__Exercise aim__: The goal here is an exact copy of the entries below, without their pictures.

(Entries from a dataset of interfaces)
'''

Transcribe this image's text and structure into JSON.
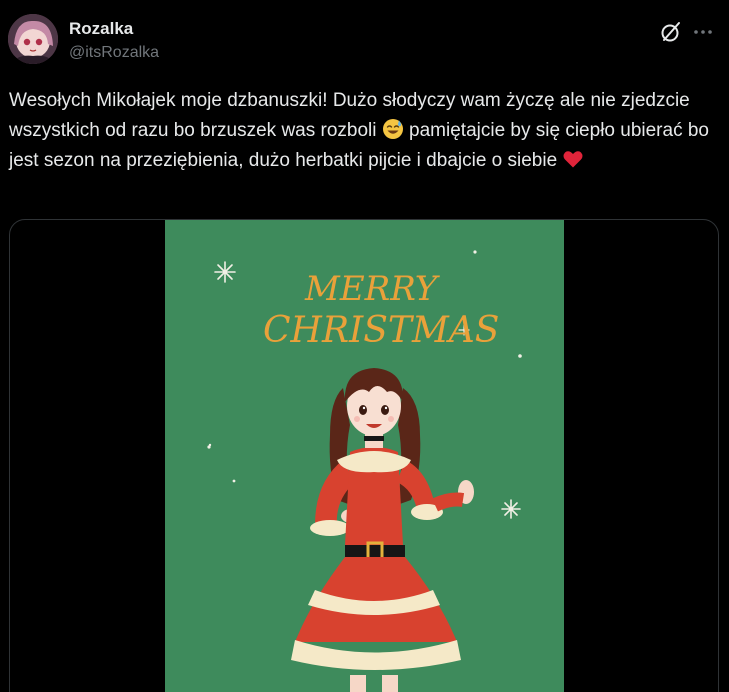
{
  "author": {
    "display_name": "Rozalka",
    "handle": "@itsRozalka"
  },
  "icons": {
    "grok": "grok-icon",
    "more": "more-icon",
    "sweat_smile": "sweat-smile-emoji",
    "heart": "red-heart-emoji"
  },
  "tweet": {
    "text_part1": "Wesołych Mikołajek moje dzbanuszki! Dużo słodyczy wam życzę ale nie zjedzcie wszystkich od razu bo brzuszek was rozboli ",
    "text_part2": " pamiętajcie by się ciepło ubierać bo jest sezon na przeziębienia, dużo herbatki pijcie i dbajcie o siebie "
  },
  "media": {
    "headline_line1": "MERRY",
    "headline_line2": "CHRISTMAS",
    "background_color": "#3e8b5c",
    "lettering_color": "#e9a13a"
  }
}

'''

__Task answer__:
Transcribe this image's text and structure into JSON.
{
  "author": {
    "display_name": "Rozalka",
    "handle": "@itsRozalka"
  },
  "icons": {
    "grok": "grok-icon",
    "more": "more-icon",
    "sweat_smile": "sweat-smile-emoji",
    "heart": "red-heart-emoji"
  },
  "tweet": {
    "text_part1": "Wesołych Mikołajek moje dzbanuszki! Dużo słodyczy wam życzę ale nie zjedzcie wszystkich od razu bo brzuszek was rozboli ",
    "text_part2": " pamiętajcie by się ciepło ubierać bo jest sezon na przeziębienia, dużo herbatki pijcie i dbajcie o siebie "
  },
  "media": {
    "headline_line1": "MERRY",
    "headline_line2": "CHRISTMAS",
    "background_color": "#3e8b5c",
    "lettering_color": "#e9a13a"
  }
}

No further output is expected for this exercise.